• [Exercise]:
Once you have read the entries below, give them all again without any difference.

• [Data excerpts]:
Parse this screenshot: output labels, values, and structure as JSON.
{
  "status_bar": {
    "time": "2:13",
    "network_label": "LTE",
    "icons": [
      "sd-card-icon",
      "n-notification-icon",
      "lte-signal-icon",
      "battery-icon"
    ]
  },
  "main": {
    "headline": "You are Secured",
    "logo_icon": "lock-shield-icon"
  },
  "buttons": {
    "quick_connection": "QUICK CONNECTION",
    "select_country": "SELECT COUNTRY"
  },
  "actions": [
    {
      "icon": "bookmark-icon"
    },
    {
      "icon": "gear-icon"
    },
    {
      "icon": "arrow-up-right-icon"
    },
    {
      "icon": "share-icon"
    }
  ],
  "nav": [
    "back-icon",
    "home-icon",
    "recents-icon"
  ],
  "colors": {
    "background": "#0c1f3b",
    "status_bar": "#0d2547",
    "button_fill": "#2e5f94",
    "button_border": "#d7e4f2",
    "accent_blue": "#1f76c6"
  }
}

• [Result]:
Parse this screenshot: output labels, values, and structure as JSON.
{
  "status_bar": {
    "time": "2:13",
    "network_label": "LTE",
    "icons": [
      "sd-card-icon",
      "n-notification-icon",
      "lte-signal-icon",
      "battery-icon"
    ]
  },
  "main": {
    "headline": "You are Secured",
    "logo_icon": "lock-shield-icon"
  },
  "buttons": {
    "quick_connection": "QUICK CONNECTION",
    "select_country": "SELECT COUNTRY"
  },
  "actions": [
    {
      "icon": "bookmark-icon"
    },
    {
      "icon": "gear-icon"
    },
    {
      "icon": "arrow-up-right-icon"
    },
    {
      "icon": "share-icon"
    }
  ],
  "nav": [
    "back-icon",
    "home-icon",
    "recents-icon"
  ],
  "colors": {
    "background": "#0c1f3b",
    "status_bar": "#0d2547",
    "button_fill": "#2e5f94",
    "button_border": "#d7e4f2",
    "accent_blue": "#1f76c6"
  }
}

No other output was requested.